Hey, you know, it’s Friday night, I’m stuck in the middle of a storm way out in the boonies, the power keeps flicking on and off, lightning swift death is approaching, so why shouldn’t my possible last act on this earth be a summary of the cockatrice?
If I die, put an Allen and Greenough’s in my hand so hell knows a classicist is coming.
The short version is this: the cockatrice is a monster that is part chicken, part dragon, and that has the ability to turn anyone who looks at it into stone.
It looks like this, depicted fighting its natural enemy, the weasel:
The long version is I have to tell you about three different monsters.
The first is the ichneumon. Here is a picture of a similar creature called the hydrus (the pinkish one) in the act of killing what I think is actually supposed to be a crocodile:
The ichneumon was a creature like a mongoose or otter, which lived near water and which was the natural enemy of dragons, crocodiles, and asps. It had two different methods of killing such beasts:
1) it would cake itself with mud that it would let dry and harden in the sun, which would become like armor. It would then attack the dragon, going for its throat.
2) as depicted in the above illustration, it waits until the crocodile opens its mouth wide for the trochilus bird to clean out its death, then jumps down the crocodile’s throat and gnaws its way out from its belly (kind of like in the climactic scene of Sharknado).
What does this have to do with a chicken dragon?

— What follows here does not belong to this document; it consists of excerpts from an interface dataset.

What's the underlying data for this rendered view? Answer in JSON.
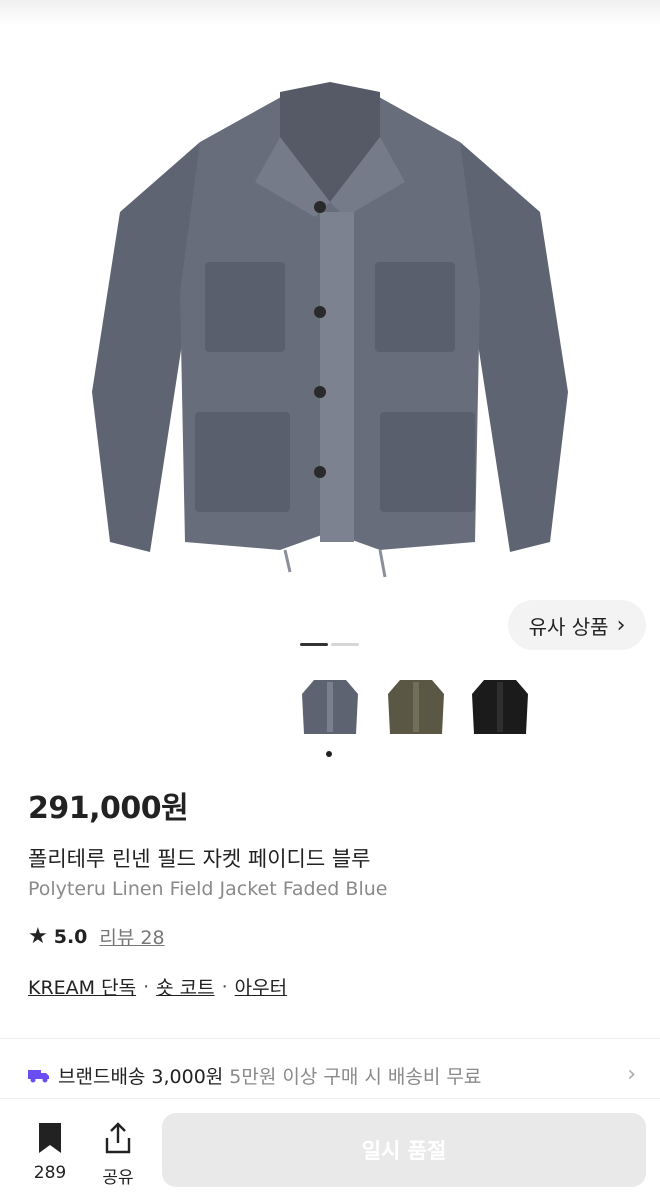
{
  "hero": {
    "similar_label": "유사 상품"
  },
  "product": {
    "price": "291,000원",
    "name_ko": "폴리테루 린넨 필드 자켓 페이디드 블루",
    "name_en": "Polyteru Linen Field Jacket Faded Blue",
    "rating": "5.0",
    "reviews": "리뷰 28",
    "tags": [
      "KREAM 단독",
      "숏 코트",
      "아우터"
    ],
    "swatch_colors": [
      "#5d6370",
      "#5a5844",
      "#1b1b1b"
    ]
  },
  "shipping": {
    "label": "브랜드배송",
    "price": "3,000원",
    "note": "5만원 이상 구매 시 배송비 무료"
  },
  "bottom": {
    "bookmark_count": "289",
    "share_label": "공유",
    "action_label": "일시 품절"
  },
  "icons": [
    "truck-icon",
    "bookmark-icon",
    "share-icon",
    "star-icon",
    "chevron-right-icon"
  ]
}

Well, not much, except that the name ichneumon comes from a Greek word meaning “tracker,” which was translated into the medieval Latin word calcatrix, which became Old French cocatris, which became English cockatrice.
Somewhere along the way, the cockatrice becomes conflated with our second creature, the basilisk.
The basilisk is depicted in a lot of different ways, but here’s a really goofy one from Wikipedia:
The name basilisk comes from the Greek word βασιλίσκος, meaning “little king,” which in Latin is regulus. It is so named because of the little crown on its head, like you can see above.
He was the King of All Snakes and could kill you with a glance or a whiff of his poisonous breath. You might remember the basilisk that lived under the bathroom in Harry Potter. It did not look like that picture.
Its natural enemy is the weasel, who can kill a basilisk with the smell of its urine. A weasel will pee down a basilisk’s den, and the odor will kill both the basilisk and the weasel. This was also not in the Harry Potter movie.
Anyway, thanks to someone translating basilisk as cockatrice in the 14th century, the two creatures are often conflated or confused, to the extent that basilisks are often drawn as chicken beasts rather than a snake with a little hat, like in this baller statue in Munich:
Basilisks and cockatrices can both be killed by the crowing of a rooster, and so people legit carried around roosters if they thought they might run into a basilisk or cockatrice.
They can also be killed by the reflection of their own death stare, as depicted in Dr McNinja, and in the story of Schönlaterngasse in Vienna:
The main difference between basilisks is in their birth: the cockatrice is born from a chicken egg hatched by a toad or snake, while the basilisk is born from a snake or toad egg hatched by a rooster.
The bit that seems to be unique to the cockatrice is that they can be born from cock eggs, which are yolkless eggs that were believed to have been laid by roosters. If a rooster laid an egg on your farm, to prevent a cockatrice from being born, you had to throw the egg all the way over the top of your house without hitting the roof.
And there we go. I wrote this whole thing and didn’t even die. Happy Friday.